In a project to run until the end of next year, algorithms taken from nature may provide the key to designing thermal channels in plastic injection moulds, according to researchers Christian Hopmann and Philipp Nikoleizig.
Injection moulding is one of the most-widespread processes for making plastic products. Within this process, the mould is accountable for several complex functions during the moulding cycle, which is mainly characterised by the cooling of the melt, the freezing and the demoulding point. Heat removal is carried out to a large extent via an integrated tempering system inside the mould, with other heat transport mechanisms like convective flux or heat conduction playing minor roles. An economic process can particularly be achieved through fast heat removal. In addition, the cooling of the melt also influences the attributes of the part such as the surface quality or the warpage. The latter can result from unbalanced cooling and thereby a different shrinkage of individual sections of the part.
Tempering channels are usually created with boreholes inside the mould. Their course is then defined via stoppers at required positions. However, additional elements can allow heat removal in hard-to-access areas, for example, ascending pipes, high conductivity brads or other elements. Innovative approaches propose additive manufacturing of the mould insert. The procedure creates a layer-by-layer build-up of the insert, which allows for almost any shape and course of the tempering channel.
Moulds, like the world, are increasing in complexity
Growing functional integration and increased customer demands have resulted in increasingly complex mould technology. Consequently, the available space for the tempering system is limited by numerous elements like slide bars, splits, ejector systems and additional functional groups.

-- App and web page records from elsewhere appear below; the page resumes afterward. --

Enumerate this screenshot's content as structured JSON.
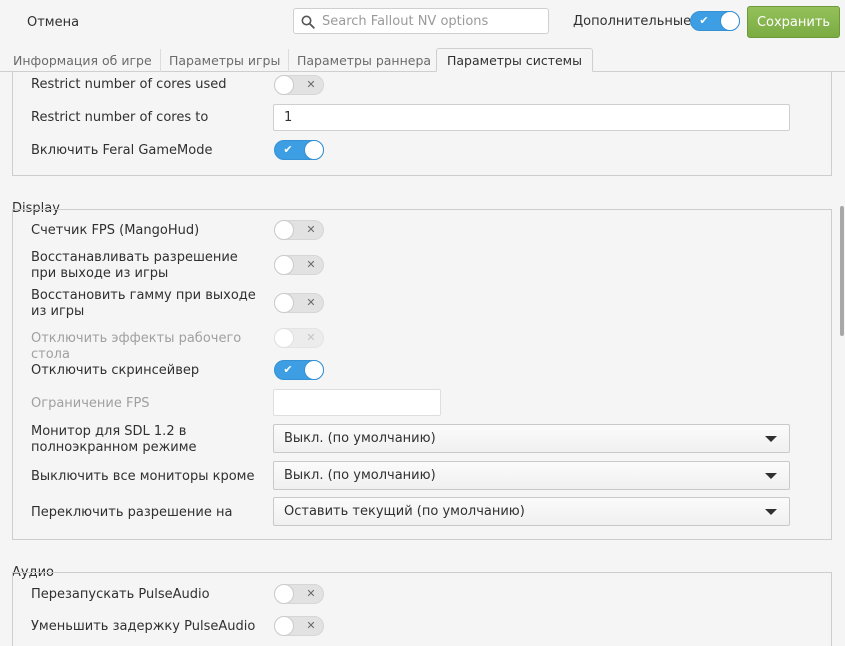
{
  "header": {
    "cancel_label": "Отмена",
    "search_placeholder": "Search Fallout NV options",
    "advanced_label": "Дополнительные",
    "advanced_enabled": true,
    "save_label": "Сохранить",
    "save_color": "#7aac42"
  },
  "tabs": [
    {
      "label": "Информация об игре",
      "active": false
    },
    {
      "label": "Параметры игры",
      "active": false
    },
    {
      "label": "Параметры раннера",
      "active": false
    },
    {
      "label": "Параметры системы",
      "active": true
    }
  ],
  "system_section": {
    "rows": [
      {
        "label": "Restrict number of cores used",
        "type": "switch",
        "state": false
      },
      {
        "label": "Restrict number of cores to",
        "type": "entry",
        "value": "1"
      },
      {
        "label": "Включить Feral GameMode",
        "type": "switch",
        "state": true
      }
    ]
  },
  "display_section": {
    "title": "Display",
    "rows": [
      {
        "label": "Счетчик FPS (MangoHud)",
        "type": "switch",
        "state": false
      },
      {
        "label": "Восстанавливать разрешение при выходе из игры",
        "type": "switch",
        "state": false
      },
      {
        "label": "Восстановить гамму при выходе из игры",
        "type": "switch",
        "state": false
      },
      {
        "label": "Отключить эффекты рабочего стола",
        "type": "switch",
        "state": false,
        "disabled": true
      },
      {
        "label": "Отключить скринсейвер",
        "type": "switch",
        "state": true
      },
      {
        "label": "Ограничение FPS",
        "type": "entry",
        "value": "",
        "disabled": true
      },
      {
        "label": "Монитор для SDL 1.2 в полноэкранном режиме",
        "type": "dropdown",
        "value": "Выкл. (по умолчанию)"
      },
      {
        "label": "Выключить все мониторы кроме",
        "type": "dropdown",
        "value": "Выкл. (по умолчанию)"
      },
      {
        "label": "Переключить разрешение на",
        "type": "dropdown",
        "value": "Оставить текущий (по умолчанию)"
      }
    ]
  },
  "audio_section": {
    "title": "Аудио",
    "rows": [
      {
        "label": "Перезапускать PulseAudio",
        "type": "switch",
        "state": false
      },
      {
        "label": "Уменьшить задержку PulseAudio",
        "type": "switch",
        "state": false
      }
    ]
  },
  "colors": {
    "switch_on": "#3d9ee3",
    "switch_off": "#e2e2e2"
  },
  "icons": {
    "search": "search-icon",
    "switch_on_glyph": "✔",
    "switch_off_glyph": "✕",
    "dropdown_arrow": "chevron-down-icon"
  }
}
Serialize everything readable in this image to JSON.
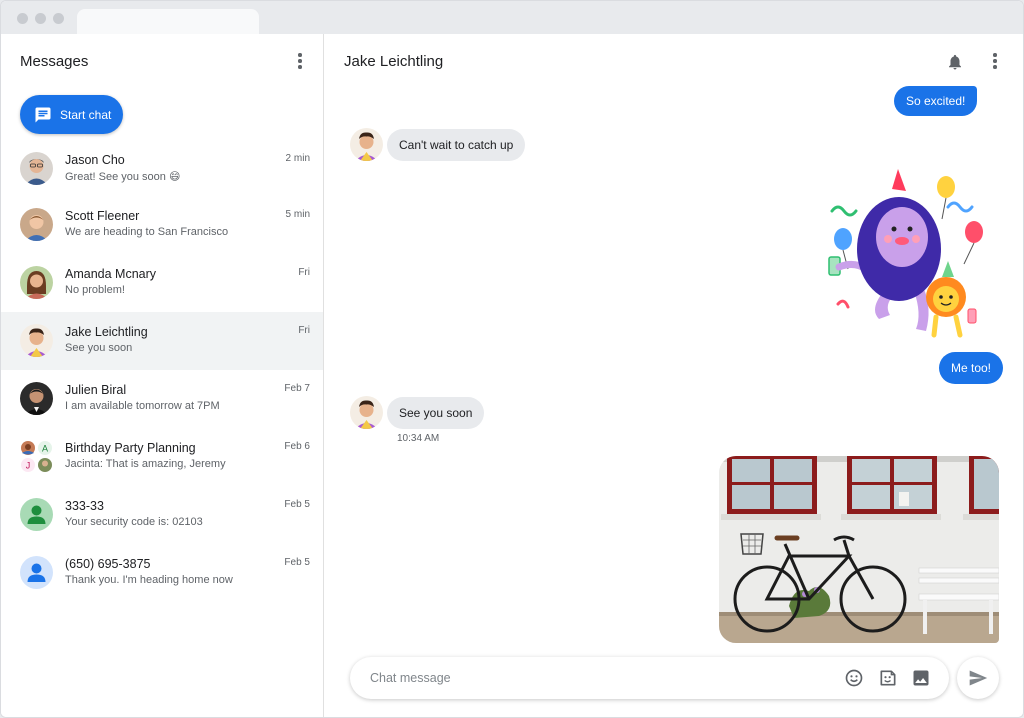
{
  "sidebar": {
    "title": "Messages",
    "start_chat_label": "Start chat",
    "conversations": [
      {
        "name": "Jason Cho",
        "snippet": "Great! See you soon",
        "emoji": "😄",
        "time": "2 min"
      },
      {
        "name": "Scott Fleener",
        "snippet": "We are heading to San Francisco",
        "time": "5 min"
      },
      {
        "name": "Amanda Mcnary",
        "snippet": "No problem!",
        "time": "Fri"
      },
      {
        "name": "Jake Leichtling",
        "snippet": "See you soon",
        "time": "Fri",
        "selected": true
      },
      {
        "name": "Julien Biral",
        "snippet": "I am available tomorrow at 7PM",
        "time": "Feb 7"
      },
      {
        "name": "Birthday Party Planning",
        "snippet": "Jacinta: That is amazing, Jeremy",
        "time": "Feb 6",
        "group_initials": [
          "A",
          "J"
        ]
      },
      {
        "name": "333-33",
        "snippet": "Your security code is: 02103",
        "time": "Feb 5"
      },
      {
        "name": "(650) 695-3875",
        "snippet": "Thank you. I'm heading home now",
        "time": "Feb 5"
      }
    ]
  },
  "chat": {
    "title": "Jake Leichtling",
    "messages": [
      {
        "direction": "out",
        "text": "So excited!"
      },
      {
        "direction": "in",
        "text": "Can't wait to catch up"
      },
      {
        "direction": "out",
        "type": "sticker",
        "sticker": "party-monster-sticker"
      },
      {
        "direction": "out",
        "text": "Me too!"
      },
      {
        "direction": "in",
        "text": "See you soon",
        "time": "10:34 AM"
      },
      {
        "direction": "out",
        "type": "image",
        "image": "bicycle-photo"
      }
    ],
    "composer_placeholder": "Chat message"
  },
  "icons": {
    "start_chat": "chat-bubble-icon",
    "menu": "more-vert-icon",
    "notifications": "bell-icon",
    "emoji": "emoji-icon",
    "sticker": "sticker-icon",
    "image": "image-icon",
    "send": "send-icon"
  },
  "colors": {
    "accent": "#1a73e8",
    "incoming_bubble": "#e8eaed",
    "selected_row": "#f1f3f4"
  }
}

As a result, the location of a suitable course for the tempering channels is often not evident, and their determination can require much of the time in mould development. Furthermore, a proposed course of the tempering channels should be validated through injection moulding simulation during the thermal mould design. Using simulation in the design stage can save a lot of money because this method can anticipate problems occurring later and be remedied before hand, such as the exact course of the cooling channels. On the other hand, iterative mould design with several development loops requires a lot of time, which can lead to competitive disadvantage and a lower profitability.

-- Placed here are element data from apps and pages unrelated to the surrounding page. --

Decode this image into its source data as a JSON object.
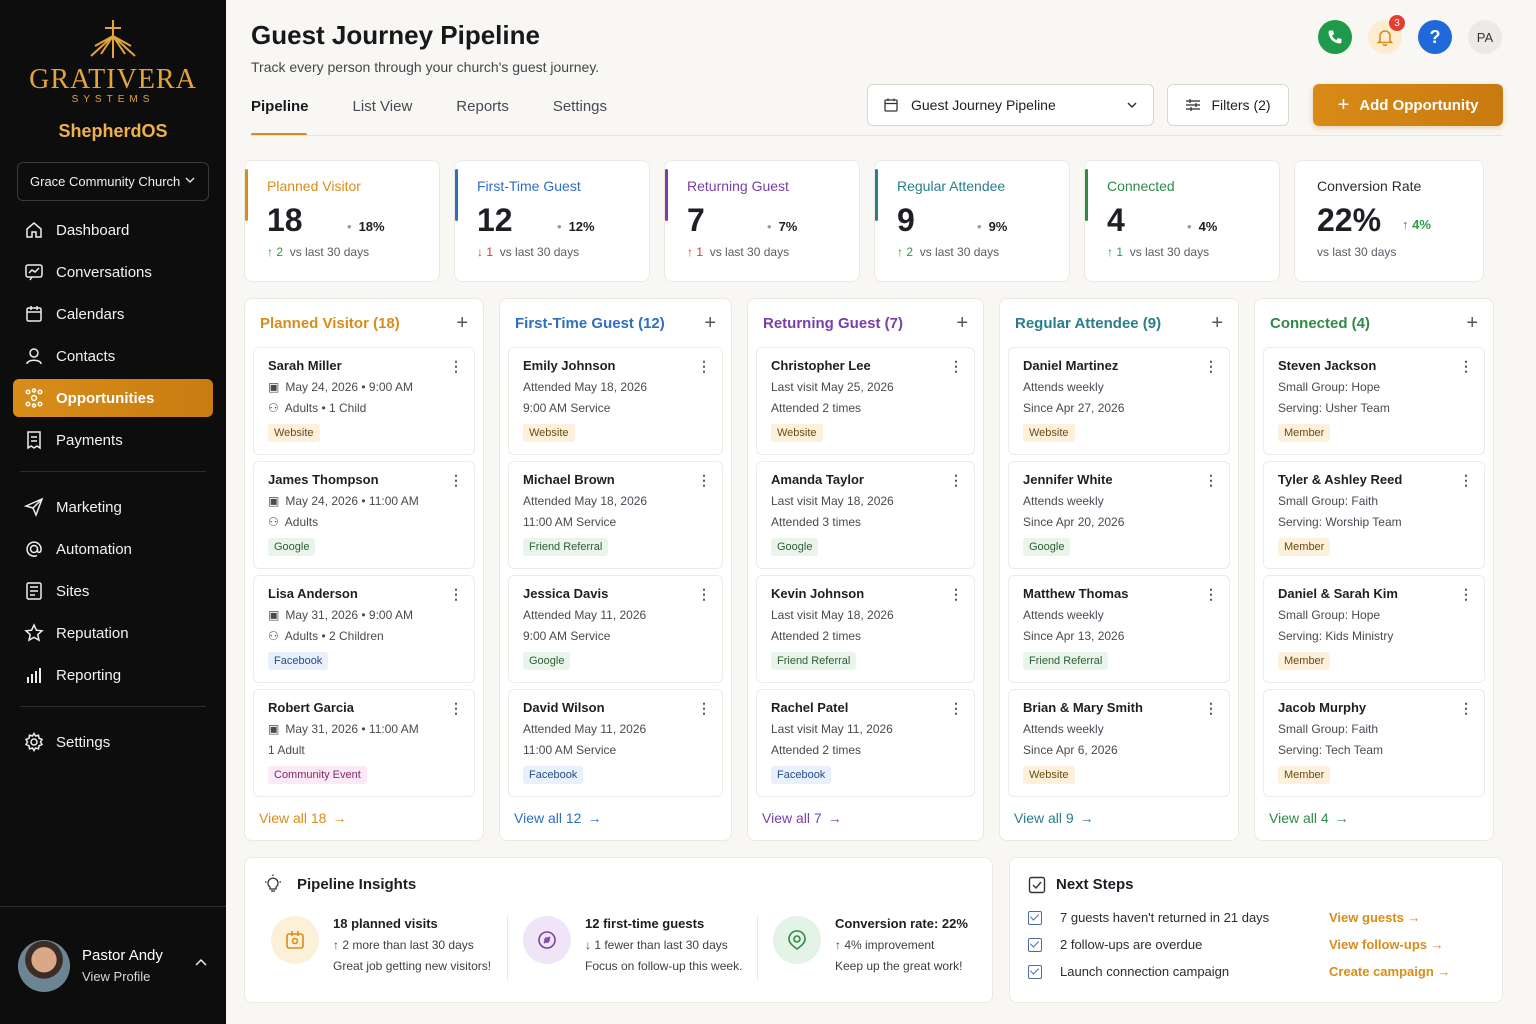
{
  "brand": {
    "name": "GRATIVERA",
    "sub": "SYSTEMS",
    "app": "ShepherdOS"
  },
  "church_selector": "Grace Community Church",
  "nav": [
    {
      "label": "Dashboard",
      "icon": "home-icon"
    },
    {
      "label": "Conversations",
      "icon": "chat-icon"
    },
    {
      "label": "Calendars",
      "icon": "calendar-icon"
    },
    {
      "label": "Contacts",
      "icon": "user-icon"
    },
    {
      "label": "Opportunities",
      "icon": "network-icon",
      "active": true
    },
    {
      "label": "Payments",
      "icon": "receipt-icon"
    },
    {
      "label": "Marketing",
      "icon": "send-icon"
    },
    {
      "label": "Automation",
      "icon": "at-icon"
    },
    {
      "label": "Sites",
      "icon": "sites-icon"
    },
    {
      "label": "Reputation",
      "icon": "star-icon"
    },
    {
      "label": "Reporting",
      "icon": "bars-icon"
    },
    {
      "label": "Settings",
      "icon": "gear-icon"
    }
  ],
  "profile": {
    "name": "Pastor Andy",
    "sub": "View Profile"
  },
  "header": {
    "title": "Guest Journey Pipeline",
    "subtitle": "Track every person through your church's guest journey.",
    "notif_count": "3",
    "initials": "PA"
  },
  "tabs": [
    "Pipeline",
    "List View",
    "Reports",
    "Settings"
  ],
  "pipeline_select": "Guest Journey Pipeline",
  "filters_label": "Filters (2)",
  "add_label": "Add Opportunity",
  "colors": {
    "accent": "#d88d1a",
    "planned": "#d88d1a",
    "first": "#2f6fbf",
    "returning": "#7a3fa6",
    "regular": "#2a7d8c",
    "connected": "#2f8a44"
  },
  "stats": [
    {
      "label": "Planned Visitor",
      "num": "18",
      "pct": "18%",
      "dir": "up",
      "change": "2",
      "foot": "vs last 30 days"
    },
    {
      "label": "First-Time Guest",
      "num": "12",
      "pct": "12%",
      "dir": "down",
      "change": "1",
      "foot": "vs last 30 days"
    },
    {
      "label": "Returning Guest",
      "num": "7",
      "pct": "7%",
      "dir": "up",
      "change": "1",
      "foot": "vs last 30 days"
    },
    {
      "label": "Regular Attendee",
      "num": "9",
      "pct": "9%",
      "dir": "up",
      "change": "2",
      "foot": "vs last 30 days"
    },
    {
      "label": "Connected",
      "num": "4",
      "pct": "4%",
      "dir": "up",
      "change": "1",
      "foot": "vs last 30 days"
    }
  ],
  "conversion": {
    "label": "Conversion Rate",
    "num": "22%",
    "change": "4%",
    "foot": "vs last 30 days"
  },
  "columns": [
    {
      "title": "Planned Visitor (18)",
      "view_all": "View all 18",
      "cards": [
        {
          "name": "Sarah Miller",
          "l1": "May 24, 2026 • 9:00 AM",
          "l2": "Adults • 1 Child",
          "tag": "Website"
        },
        {
          "name": "James Thompson",
          "l1": "May 24, 2026 • 11:00 AM",
          "l2": "Adults",
          "tag": "Google"
        },
        {
          "name": "Lisa Anderson",
          "l1": "May 31, 2026 • 9:00 AM",
          "l2": "Adults • 2 Children",
          "tag": "Facebook"
        },
        {
          "name": "Robert Garcia",
          "l1": "May 31, 2026 • 11:00 AM",
          "l2": "1 Adult",
          "tag": "Community Event"
        }
      ]
    },
    {
      "title": "First-Time Guest (12)",
      "view_all": "View all 12",
      "cards": [
        {
          "name": "Emily Johnson",
          "l1": "Attended May 18, 2026",
          "l2": "9:00 AM Service",
          "tag": "Website"
        },
        {
          "name": "Michael Brown",
          "l1": "Attended May 18, 2026",
          "l2": "11:00 AM Service",
          "tag": "Friend Referral"
        },
        {
          "name": "Jessica Davis",
          "l1": "Attended May 11, 2026",
          "l2": "9:00 AM Service",
          "tag": "Google"
        },
        {
          "name": "David Wilson",
          "l1": "Attended May 11, 2026",
          "l2": "11:00 AM Service",
          "tag": "Facebook"
        }
      ]
    },
    {
      "title": "Returning Guest (7)",
      "view_all": "View all 7",
      "cards": [
        {
          "name": "Christopher Lee",
          "l1": "Last visit May 25, 2026",
          "l2": "Attended 2 times",
          "tag": "Website"
        },
        {
          "name": "Amanda Taylor",
          "l1": "Last visit May 18, 2026",
          "l2": "Attended 3 times",
          "tag": "Google"
        },
        {
          "name": "Kevin Johnson",
          "l1": "Last visit May 18, 2026",
          "l2": "Attended 2 times",
          "tag": "Friend Referral"
        },
        {
          "name": "Rachel Patel",
          "l1": "Last visit May 11, 2026",
          "l2": "Attended 2 times",
          "tag": "Facebook"
        }
      ]
    },
    {
      "title": "Regular Attendee (9)",
      "view_all": "View all 9",
      "cards": [
        {
          "name": "Daniel Martinez",
          "l1": "Attends weekly",
          "l2": "Since Apr 27, 2026",
          "tag": "Website"
        },
        {
          "name": "Jennifer White",
          "l1": "Attends weekly",
          "l2": "Since Apr 20, 2026",
          "tag": "Google"
        },
        {
          "name": "Matthew Thomas",
          "l1": "Attends weekly",
          "l2": "Since Apr 13, 2026",
          "tag": "Friend Referral"
        },
        {
          "name": "Brian & Mary Smith",
          "l1": "Attends weekly",
          "l2": "Since Apr 6, 2026",
          "tag": "Website"
        }
      ]
    },
    {
      "title": "Connected (4)",
      "view_all": "View all 4",
      "cards": [
        {
          "name": "Steven Jackson",
          "l1": "Small Group: Hope",
          "l2": "Serving: Usher Team",
          "tag": "Member"
        },
        {
          "name": "Tyler & Ashley Reed",
          "l1": "Small Group: Faith",
          "l2": "Serving: Worship Team",
          "tag": "Member"
        },
        {
          "name": "Daniel & Sarah Kim",
          "l1": "Small Group: Hope",
          "l2": "Serving: Kids Ministry",
          "tag": "Member"
        },
        {
          "name": "Jacob Murphy",
          "l1": "Small Group: Faith",
          "l2": "Serving: Tech Team",
          "tag": "Member"
        }
      ]
    }
  ],
  "insights": {
    "title": "Pipeline Insights",
    "items": [
      {
        "title": "18 planned visits",
        "l1": "↑ 2 more than last 30 days",
        "l2": "Great job getting new visitors!"
      },
      {
        "title": "12 first-time guests",
        "l1": "↓ 1 fewer than last 30 days",
        "l2": "Focus on follow-up this week."
      },
      {
        "title": "Conversion rate: 22%",
        "l1": "↑ 4% improvement",
        "l2": "Keep up the great work!"
      }
    ]
  },
  "next_steps": {
    "title": "Next Steps",
    "items": [
      {
        "text": "7 guests haven't returned in 21 days",
        "link": "View guests"
      },
      {
        "text": "2 follow-ups are overdue",
        "link": "View follow-ups"
      },
      {
        "text": "Launch connection campaign",
        "link": "Create campaign"
      }
    ]
  }
}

The Institute of Plastics Processing (IKV) at the RWTH Aachen University has therefore been examining possible ways to shorten thermal mould design and speed up mould development in general. An interesting concept is the use of evolutionary algorithms to automatically generate the course of the tempering channels. These algorithms were developed in parallel in the United States and Germany in the late fifties and mid-sixties with a slightly different approach.
Letting natural selection spawn the best solution
They are based on the idea of an optimisation using nature as the ideal example. Every life form evolves from its inception and strives towards an improved state with every generation. Therefore, a given optimisation problem can be improved over several generations of development. Based on a start population, the relevant parameters were randomly varied and combined. Afterwards, the capability of those recombined products of the population are evaluated via a target function. The best solution serves as the start population for the next generation, depending on the design of the algorithm. This sequence repeats until a suitable solution is found or a stop criterion is reached.
Cooling channel geometry evolves with each step
By transferring this method to the tempering channels of an injection mould, their exact course shall be evolutionarily varied and optimised. This leads to a channel course automatically generated by objective criteria. For example, one starting point is the variation of a single vertex of the tempering channel. This procedure can be extended to every other vertex and concludes in a different global tempering situation of the mould. However, criteria other than the positions of the vertices have to be included in the variation, for instance, the channel diameter or the number of vertices. The development of a proper target function therefore has special importance for finding and benchmarking a good solution. Every influencing variable that interacts with the tempering system has to be included in the parameters and mathematically described. Also, single factors have to be weighted for the target function. The precise weight will be calculated in this project phase in interplay with injection moulding simulations by first using simple geometry. The simulation will help to determine the effect of the variation of single factors. The quality of a specific course of the tempering channel can then be qualified by a single number through the target function. This method makes possible the ability to recognise good channel sections and reuse them in the following generations.
On to the next level
One of the hopes of the project is that the algorithms will be transferred to more complex geometries to analyse the effect for real tempering problems. The weighted factors have to be redefined during this stage, if necessary, so the algorithm will improve during the tests.
Using the algorithm in software will enable users to enhance mould design and save time in optimising the course of the tempering channels.